'I'm not an anti-vaxxer': Ottawa measles patient urges everyone to get vaccinated

It was supposed to be a trip of a lifetime.

“It was surreal to be treated so well,” says Jayda Kelsall from her Ottawa apartment, “everything Harry Potter that we could find in London. It was amazing.”

Kelsall, 36, says she was selected by a charity to have a wish granted and travel to London England for Harry Potter tour from March 17th to 23rd. The Ottawa woman was diagnosed with a rare abdominal cancer four years ago. She’s had a string of surgeries that have left her without a spleen, uterus and cervix.

“It’s an incurable cancer so we watch and we wait,” says Kelsall with a brave smile.
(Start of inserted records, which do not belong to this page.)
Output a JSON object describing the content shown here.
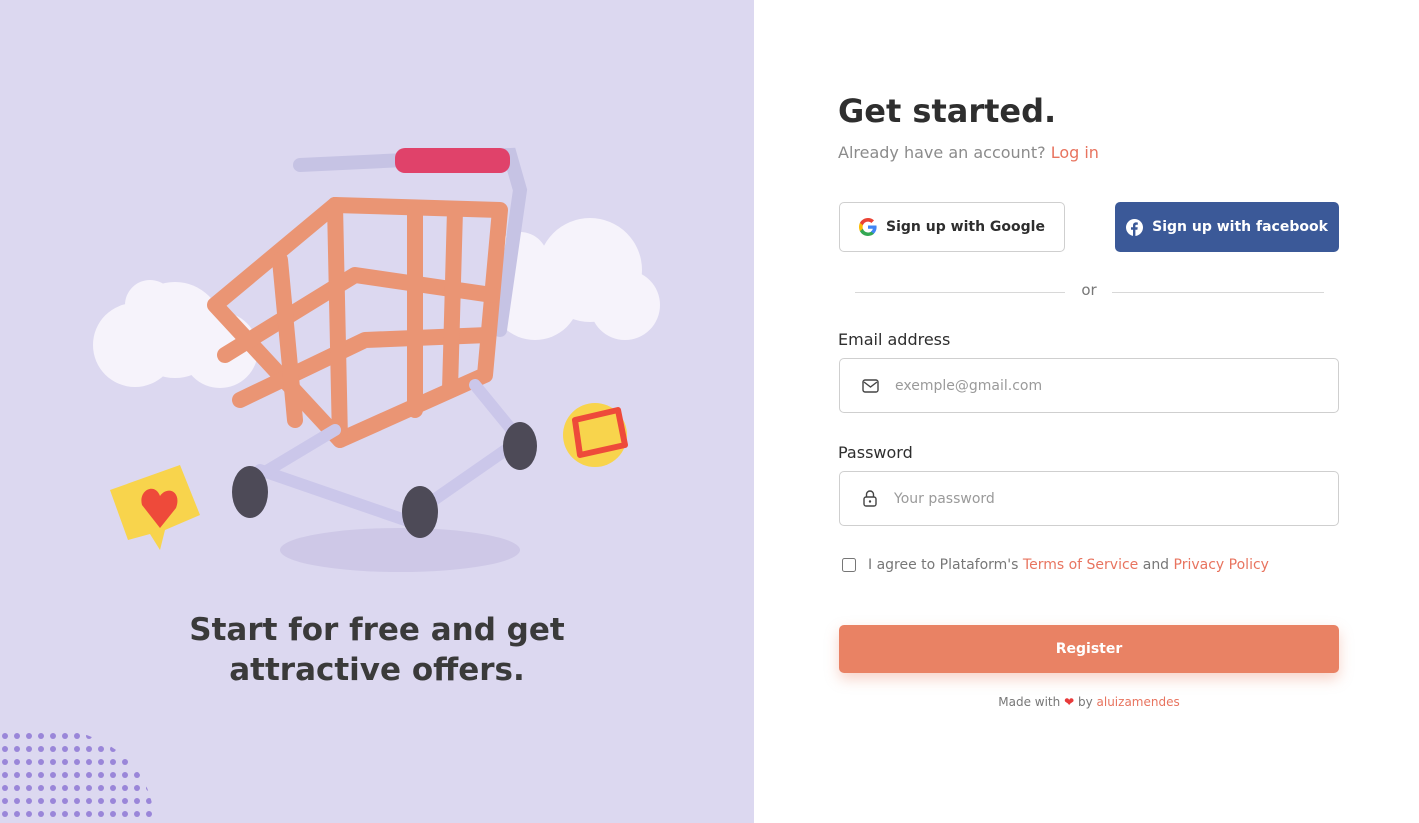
{
  "left": {
    "tagline_line1": "Start for free and get",
    "tagline_line2": "attractive offers."
  },
  "form": {
    "title": "Get started.",
    "subtitle_prefix": "Already have an account?",
    "login_link": "Log in",
    "google_button": "Sign up with Google",
    "facebook_button": "Sign up with facebook",
    "divider_text": "or",
    "email_label": "Email address",
    "email_placeholder": "exemple@gmail.com",
    "password_label": "Password",
    "password_placeholder": "Your password",
    "agree_prefix": "I agree to Plataform's",
    "terms_link": "Terms of Service",
    "agree_and": "and",
    "privacy_link": "Privacy Policy",
    "register_button": "Register"
  },
  "footer": {
    "made_with": "Made with",
    "heart": "❤",
    "by": "by",
    "author": "aluizamendes"
  },
  "colors": {
    "left_bg": "#dcd8f0",
    "accent": "#e98264",
    "facebook": "#3b5998"
  },
  "icons": [
    "google-icon",
    "facebook-icon",
    "mail-icon",
    "lock-icon",
    "heart-icon",
    "thumbs-up-icon",
    "cart-illustration"
  ]
}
“Because I’m young the statistics are fairly encouraging that I’ll get a bit more time than people in my situation who are older.”

Kelsall, who is used to feeling tired after her cancer diagnosis, started to feel “different” about one week after returning from London.

“Like more than my usual fatigue.”

On April 2nd Kelsall’s fever was so high she went to the Ottawa Hospital where doctors admitted her for observation, “it had to be addressed because I am immunocompromised and things can get serious pretty quickly.”

By Wednesday Kelsall’s husband, Alex Da Silva, noticed something else.

“She got all these red bumps on her forehead,” Da Silva tells CTV.

“That’s when Infectious Disease was called in and they decided to isolate me,” Kelsall says.

Kelsall tested positive for the measles.

“Everyone was really baffled including myself,” she says, “I’m vaccinated.”

Doctors told Kelsall that the cancer and operations had left her with a weakened immune system, putting in her in the risk group for contracting measles.

Kelsall is now angry, urging everyone to get themselves and their children vaccinated.

“You shouldn’t have to get the measles if people were vaccinating properly that should be eliminating things like this.”

Now Kelsall wonders who else may have been exposed to the virus.

“It’s weird, almost a guilt tinged concern, I know it’s not my fault, I know I didn’t do anything wrong but I still feel responsible.”

After spending eight days in hospital, most of that time in isolation, Kelsall is now home with her husband again, no longer contagious.

“I can be touched,” she exclaims.

She says she wanted share her story in hopes of convincing others to get the shot.

“I’m not an anti-vaxxer, I’m not somebody who did anything wrong. I’m an immunocompromised cancer patient and this is why we should be vaccinating.”

Kelsall’s diagnosis is the second measles case in Ottawa. Ottawa Public Health says the two are not connected and believe both patients contracted the virus overseas.